The input START

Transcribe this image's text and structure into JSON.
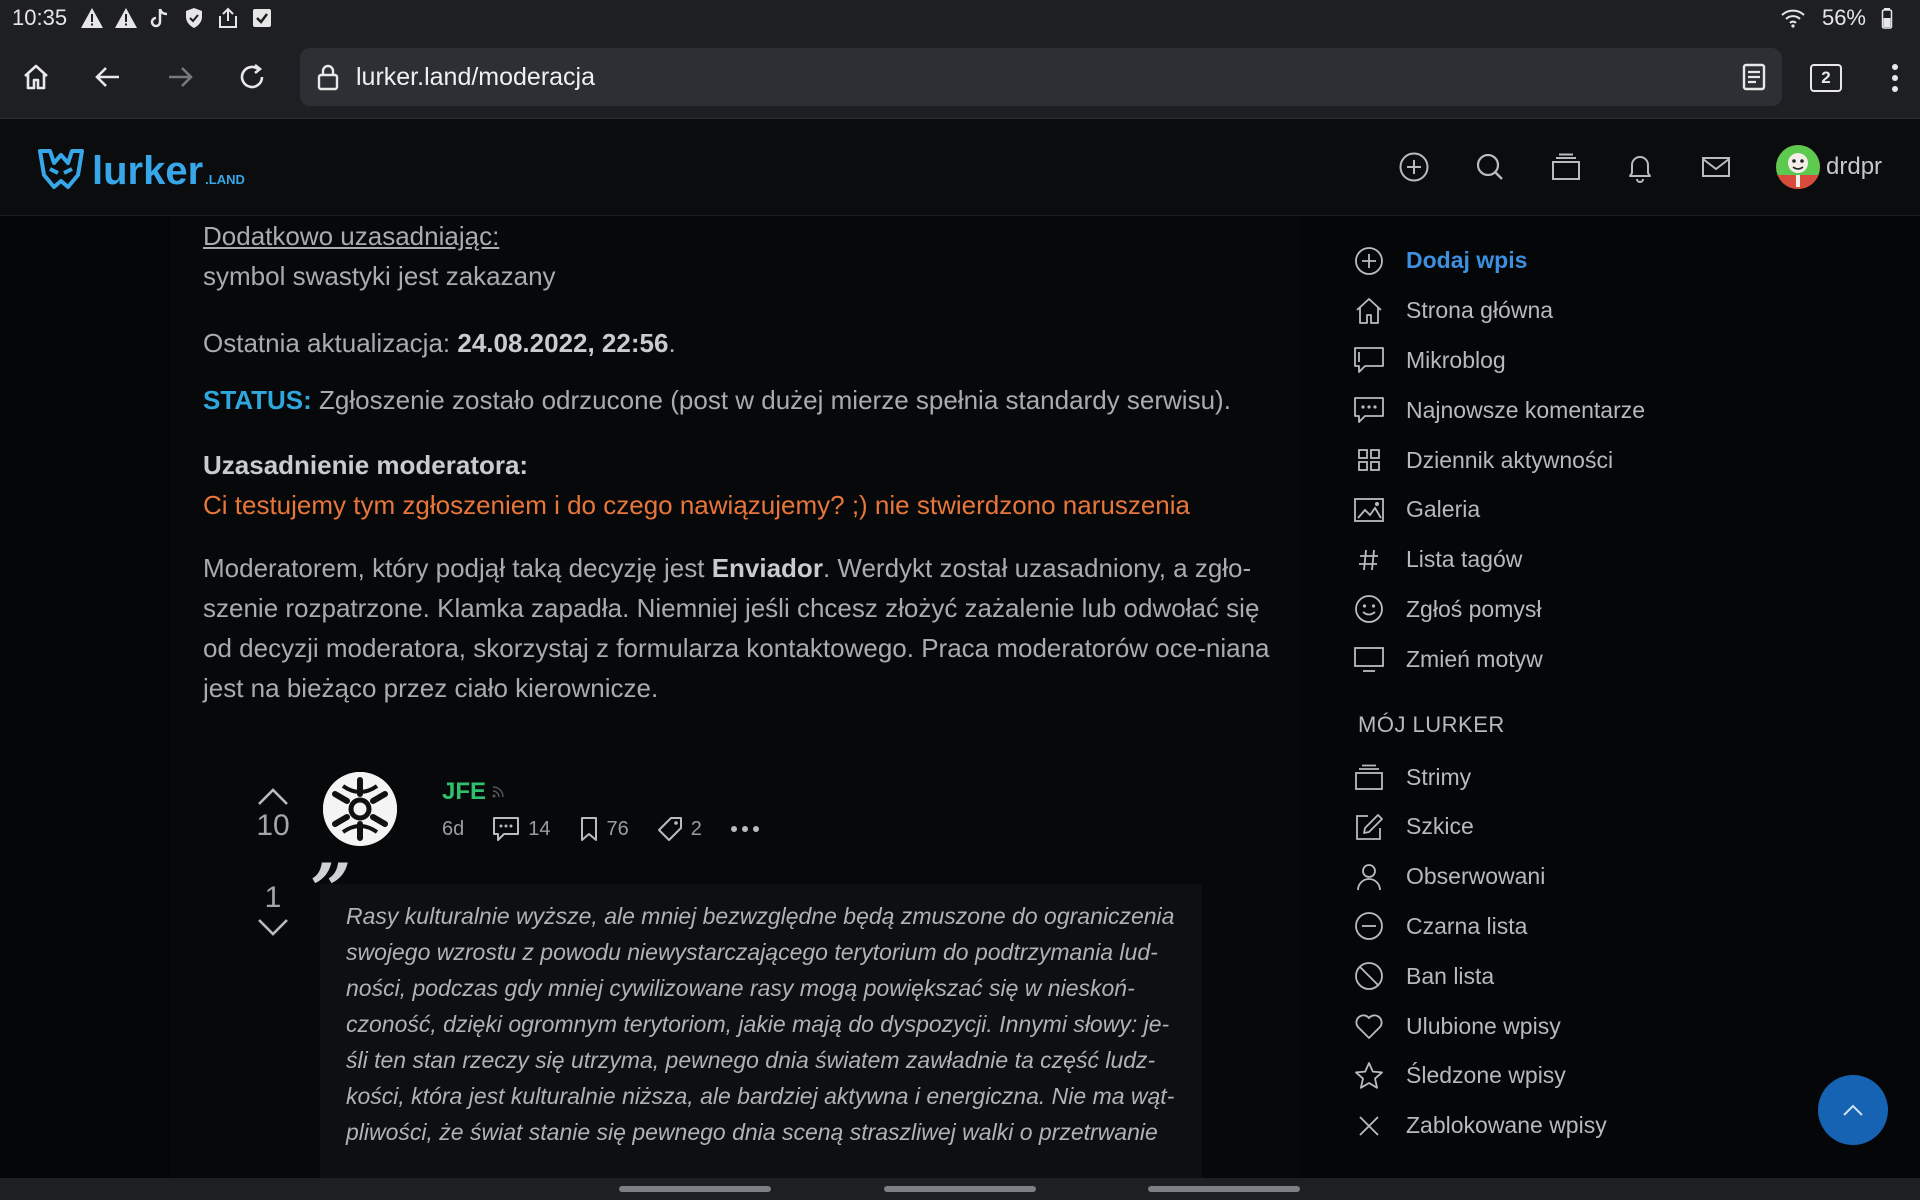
{
  "status": {
    "time": "10:35",
    "battery": "56%",
    "icons": [
      "warning-icon",
      "warning-icon",
      "tiktok-icon",
      "shield-icon",
      "share-icon",
      "checkbox-icon"
    ]
  },
  "browser": {
    "url": "lurker.land/moderacja",
    "tab_count": "2"
  },
  "site": {
    "logo_text": "lurker",
    "logo_suffix": ".LAND",
    "username": "drdpr"
  },
  "article": {
    "extra_label": "Dodatkowo uzasadniając:",
    "extra_text": "symbol swastyki jest zakazany",
    "updated_label": "Ostatnia aktualizacja: ",
    "updated_value": "24.08.2022, 22:56",
    "updated_end": ".",
    "status_label": "STATUS:",
    "status_text": " Zgłoszenie zostało odrzucone (post w dużej mierze spełnia standardy serwisu).",
    "mod_reason_label": "Uzasadnienie moderatora:",
    "mod_reason_text": "Ci testujemy tym zgłoszeniem i do czego nawiązujemy? ;) nie stwierdzono naruszenia",
    "verdict_pre": "Moderatorem, który podjął taką decyzję jest ",
    "moderator": "Enviador",
    "verdict_post": ". Werdykt został uzasadniony, a zgło-szenie rozpatrzone. Klamka zapadła. Niemniej jeśli chcesz złożyć zażalenie lub odwołać się od decyzji moderatora, skorzystaj z formularza kontaktowego. Praca moderatorów oce-niana jest na bieżąco przez ciało kierownicze."
  },
  "post": {
    "upvotes": "10",
    "downvotes": "1",
    "author": "JFE",
    "age": "6d",
    "comments": "14",
    "bookmarks": "76",
    "tags": "2",
    "quote_mark": "”",
    "quote": "Rasy kulturalnie wyższe, ale mniej bezwzględne będą zmuszone do ograniczenia swojego wzrostu z powodu niewystarczającego terytorium do podtrzymania lud-ności, podczas gdy mniej cywilizowane rasy mogą powiększać się w nieskoń-czoność, dzięki ogromnym terytoriom, jakie mają do dyspozycji. Innymi słowy: je-śli ten stan rzeczy się utrzyma, pewnego dnia światem zawładnie ta część ludz-kości, która jest kulturalnie niższa, ale bardziej aktywna i energiczna. Nie ma wąt-pliwości, że świat stanie się pewnego dnia sceną straszliwej walki o przetrwanie"
  },
  "sidebar": {
    "items": [
      {
        "label": "Dodaj wpis",
        "icon": "plus-circle-icon"
      },
      {
        "label": "Strona główna",
        "icon": "home-icon"
      },
      {
        "label": "Mikroblog",
        "icon": "chat-bubble-icon"
      },
      {
        "label": "Najnowsze komentarze",
        "icon": "comment-dots-icon"
      },
      {
        "label": "Dziennik aktywności",
        "icon": "grid-icon"
      },
      {
        "label": "Galeria",
        "icon": "image-icon"
      },
      {
        "label": "Lista tagów",
        "icon": "hash-icon"
      },
      {
        "label": "Zgłoś pomysł",
        "icon": "smile-icon"
      },
      {
        "label": "Zmień motyw",
        "icon": "monitor-icon"
      }
    ],
    "section_title": "MÓJ LURKER",
    "my_items": [
      {
        "label": "Strimy",
        "icon": "layers-icon"
      },
      {
        "label": "Szkice",
        "icon": "edit-icon"
      },
      {
        "label": "Obserwowani",
        "icon": "user-icon"
      },
      {
        "label": "Czarna lista",
        "icon": "minus-circle-icon"
      },
      {
        "label": "Ban lista",
        "icon": "ban-icon"
      },
      {
        "label": "Ulubione wpisy",
        "icon": "heart-icon"
      },
      {
        "label": "Śledzone wpisy",
        "icon": "star-icon"
      },
      {
        "label": "Zablokowane wpisy",
        "icon": "x-icon"
      }
    ]
  },
  "colors": {
    "accent": "#37a7ea",
    "status": "#2fa7dc",
    "orange": "#e8763b",
    "author": "#2fc06f",
    "active": "#3d8fe0"
  }
}
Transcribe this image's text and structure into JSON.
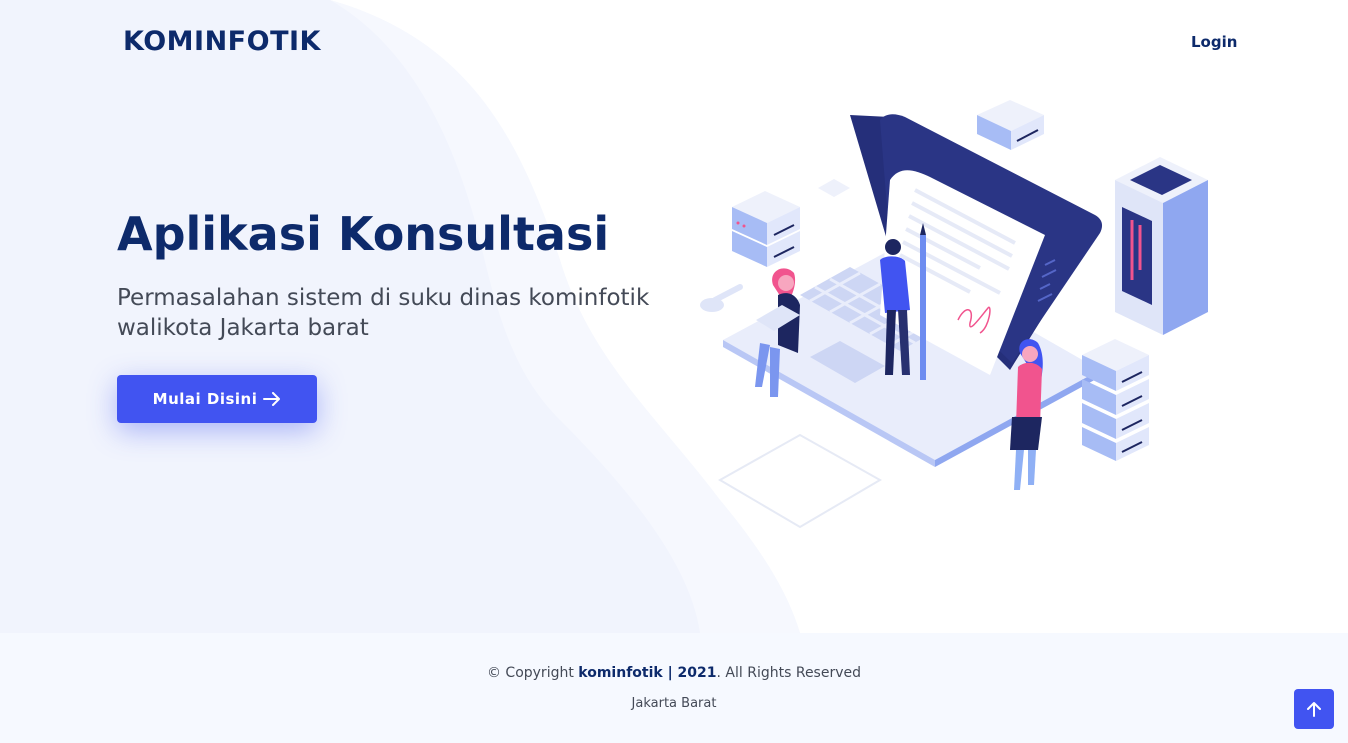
{
  "header": {
    "logo_text": "KOMINFOTIK",
    "login_label": "Login"
  },
  "hero": {
    "title": "Aplikasi Konsultasi",
    "subtitle": "Permasalahan sistem di suku dinas kominfotik walikota Jakarta barat",
    "cta_label": "Mulai Disini",
    "cta_icon": "arrow-right-icon"
  },
  "footer": {
    "copyright_prefix": "© Copyright ",
    "copyright_brand": "kominfotik | 2021",
    "copyright_suffix": ". All Rights Reserved",
    "city": "Jakarta Barat"
  },
  "back_to_top": {
    "icon": "arrow-up-icon"
  },
  "colors": {
    "primary": "#4154f1",
    "navy": "#0d2a6b",
    "text": "#444a57",
    "hero_bg": "#f1f4fd",
    "footer_bg": "#f6f9ff",
    "accent_pink": "#f1548e"
  }
}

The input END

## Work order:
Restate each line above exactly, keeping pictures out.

## Task response:
Transcribe this image's text and structure into JSON.
{
  "status": {
    "time": "10:35",
    "battery": "56%",
    "icons": [
      "warning-icon",
      "warning-icon",
      "tiktok-icon",
      "shield-icon",
      "share-icon",
      "checkbox-icon"
    ]
  },
  "browser": {
    "url": "lurker.land/moderacja",
    "tab_count": "2"
  },
  "site": {
    "logo_text": "lurker",
    "logo_suffix": ".LAND",
    "username": "drdpr"
  },
  "article": {
    "extra_label": "Dodatkowo uzasadniając:",
    "extra_text": "symbol swastyki jest zakazany",
    "updated_label": "Ostatnia aktualizacja: ",
    "updated_value": "24.08.2022, 22:56",
    "updated_end": ".",
    "status_label": "STATUS:",
    "status_text": " Zgłoszenie zostało odrzucone (post w dużej mierze spełnia standardy serwisu).",
    "mod_reason_label": "Uzasadnienie moderatora:",
    "mod_reason_text": "Ci testujemy tym zgłoszeniem i do czego nawiązujemy? ;) nie stwierdzono naruszenia",
    "verdict_pre": "Moderatorem, który podjął taką decyzję jest ",
    "moderator": "Enviador",
    "verdict_post": ". Werdykt został uzasadniony, a zgło-szenie rozpatrzone. Klamka zapadła. Niemniej jeśli chcesz złożyć zażalenie lub odwołać się od decyzji moderatora, skorzystaj z formularza kontaktowego. Praca moderatorów oce-niana jest na bieżąco przez ciało kierownicze."
  },
  "post": {
    "upvotes": "10",
    "downvotes": "1",
    "author": "JFE",
    "age": "6d",
    "comments": "14",
    "bookmarks": "76",
    "tags": "2",
    "quote_mark": "”",
    "quote": "Rasy kulturalnie wyższe, ale mniej bezwzględne będą zmuszone do ograniczenia swojego wzrostu z powodu niewystarczającego terytorium do podtrzymania lud-ności, podczas gdy mniej cywilizowane rasy mogą powiększać się w nieskoń-czoność, dzięki ogromnym terytoriom, jakie mają do dyspozycji. Innymi słowy: je-śli ten stan rzeczy się utrzyma, pewnego dnia światem zawładnie ta część ludz-kości, która jest kulturalnie niższa, ale bardziej aktywna i energiczna. Nie ma wąt-pliwości, że świat stanie się pewnego dnia sceną straszliwej walki o przetrwanie"
  },
  "sidebar": {
    "items": [
      {
        "label": "Dodaj wpis",
        "icon": "plus-circle-icon"
      },
      {
        "label": "Strona główna",
        "icon": "home-icon"
      },
      {
        "label": "Mikroblog",
        "icon": "chat-bubble-icon"
      },
      {
        "label": "Najnowsze komentarze",
        "icon": "comment-dots-icon"
      },
      {
        "label": "Dziennik aktywności",
        "icon": "grid-icon"
      },
      {
        "label": "Galeria",
        "icon": "image-icon"
      },
      {
        "label": "Lista tagów",
        "icon": "hash-icon"
      },
      {
        "label": "Zgłoś pomysł",
        "icon": "smile-icon"
      },
      {
        "label": "Zmień motyw",
        "icon": "monitor-icon"
      }
    ],
    "section_title": "MÓJ LURKER",
    "my_items": [
      {
        "label": "Strimy",
        "icon": "layers-icon"
      },
      {
        "label": "Szkice",
        "icon": "edit-icon"
      },
      {
        "label": "Obserwowani",
        "icon": "user-icon"
      },
      {
        "label": "Czarna lista",
        "icon": "minus-circle-icon"
      },
      {
        "label": "Ban lista",
        "icon": "ban-icon"
      },
      {
        "label": "Ulubione wpisy",
        "icon": "heart-icon"
      },
      {
        "label": "Śledzone wpisy",
        "icon": "star-icon"
      },
      {
        "label": "Zablokowane wpisy",
        "icon": "x-icon"
      }
    ]
  },
  "colors": {
    "accent": "#37a7ea",
    "status": "#2fa7dc",
    "orange": "#e8763b",
    "author": "#2fc06f",
    "active": "#3d8fe0"
  }
}
Transcribe this image's text and structure into JSON.
{
  "header": {
    "logo_text": "KOMINFOTIK",
    "login_label": "Login"
  },
  "hero": {
    "title": "Aplikasi Konsultasi",
    "subtitle": "Permasalahan sistem di suku dinas kominfotik walikota Jakarta barat",
    "cta_label": "Mulai Disini",
    "cta_icon": "arrow-right-icon"
  },
  "footer": {
    "copyright_prefix": "© Copyright ",
    "copyright_brand": "kominfotik | 2021",
    "copyright_suffix": ". All Rights Reserved",
    "city": "Jakarta Barat"
  },
  "back_to_top": {
    "icon": "arrow-up-icon"
  },
  "colors": {
    "primary": "#4154f1",
    "navy": "#0d2a6b",
    "text": "#444a57",
    "hero_bg": "#f1f4fd",
    "footer_bg": "#f6f9ff",
    "accent_pink": "#f1548e"
  }
}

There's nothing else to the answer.